* **DESCRIPTION OF THE TASK**
From the entries, return every line where the string "sorting" shows up.

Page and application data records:

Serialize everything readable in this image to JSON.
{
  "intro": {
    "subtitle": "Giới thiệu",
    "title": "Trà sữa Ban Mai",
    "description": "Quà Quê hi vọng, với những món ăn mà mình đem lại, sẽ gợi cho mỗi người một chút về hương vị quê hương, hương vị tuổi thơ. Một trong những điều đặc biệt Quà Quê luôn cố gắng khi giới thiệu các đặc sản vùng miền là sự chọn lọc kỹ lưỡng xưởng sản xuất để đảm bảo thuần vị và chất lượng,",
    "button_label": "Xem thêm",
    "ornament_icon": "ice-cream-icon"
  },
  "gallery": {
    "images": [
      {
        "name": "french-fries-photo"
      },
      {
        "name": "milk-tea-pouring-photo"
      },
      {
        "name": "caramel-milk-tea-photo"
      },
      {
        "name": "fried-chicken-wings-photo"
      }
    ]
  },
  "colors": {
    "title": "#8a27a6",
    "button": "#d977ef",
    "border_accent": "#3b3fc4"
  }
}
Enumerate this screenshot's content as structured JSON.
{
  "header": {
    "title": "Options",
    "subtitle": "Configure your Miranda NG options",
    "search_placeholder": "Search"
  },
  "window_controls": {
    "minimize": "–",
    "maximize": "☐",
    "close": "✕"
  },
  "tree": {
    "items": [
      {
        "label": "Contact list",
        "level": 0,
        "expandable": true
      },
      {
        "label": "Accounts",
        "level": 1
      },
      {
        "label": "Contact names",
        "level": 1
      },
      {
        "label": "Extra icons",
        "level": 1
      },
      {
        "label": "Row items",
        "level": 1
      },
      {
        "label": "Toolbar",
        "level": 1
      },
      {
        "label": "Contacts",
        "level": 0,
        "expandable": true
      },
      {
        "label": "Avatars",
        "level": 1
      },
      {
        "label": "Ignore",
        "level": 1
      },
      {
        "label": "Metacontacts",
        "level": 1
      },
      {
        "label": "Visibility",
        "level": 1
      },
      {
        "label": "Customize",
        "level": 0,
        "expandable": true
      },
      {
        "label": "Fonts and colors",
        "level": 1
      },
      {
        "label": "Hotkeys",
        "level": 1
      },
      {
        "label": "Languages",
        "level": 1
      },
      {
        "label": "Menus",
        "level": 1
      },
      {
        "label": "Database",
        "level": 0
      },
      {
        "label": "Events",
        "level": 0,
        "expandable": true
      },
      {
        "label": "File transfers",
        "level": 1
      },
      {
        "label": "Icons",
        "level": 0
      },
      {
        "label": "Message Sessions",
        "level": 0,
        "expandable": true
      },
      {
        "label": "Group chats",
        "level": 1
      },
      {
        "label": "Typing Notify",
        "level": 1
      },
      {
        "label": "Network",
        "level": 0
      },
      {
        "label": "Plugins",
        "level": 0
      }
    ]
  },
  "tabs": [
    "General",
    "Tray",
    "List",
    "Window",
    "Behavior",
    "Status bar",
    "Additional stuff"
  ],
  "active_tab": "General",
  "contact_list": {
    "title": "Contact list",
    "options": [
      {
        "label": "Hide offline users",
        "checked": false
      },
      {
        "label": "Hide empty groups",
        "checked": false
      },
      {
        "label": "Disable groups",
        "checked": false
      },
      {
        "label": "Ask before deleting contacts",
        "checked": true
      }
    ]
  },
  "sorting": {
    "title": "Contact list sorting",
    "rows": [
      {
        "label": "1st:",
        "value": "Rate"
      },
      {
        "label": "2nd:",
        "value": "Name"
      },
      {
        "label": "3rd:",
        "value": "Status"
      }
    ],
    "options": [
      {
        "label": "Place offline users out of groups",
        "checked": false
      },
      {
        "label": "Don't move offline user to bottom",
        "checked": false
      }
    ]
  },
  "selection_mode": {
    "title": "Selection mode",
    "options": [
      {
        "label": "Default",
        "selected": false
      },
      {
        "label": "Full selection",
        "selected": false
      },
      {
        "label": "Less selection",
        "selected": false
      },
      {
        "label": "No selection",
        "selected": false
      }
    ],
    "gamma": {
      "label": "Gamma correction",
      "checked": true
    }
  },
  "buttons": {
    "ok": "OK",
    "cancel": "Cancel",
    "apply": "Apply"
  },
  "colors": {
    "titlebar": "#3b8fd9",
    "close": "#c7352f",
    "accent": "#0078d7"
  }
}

* **EXPECTED ANSWER**
  "sorting": {
    "title": "Contact list sorting",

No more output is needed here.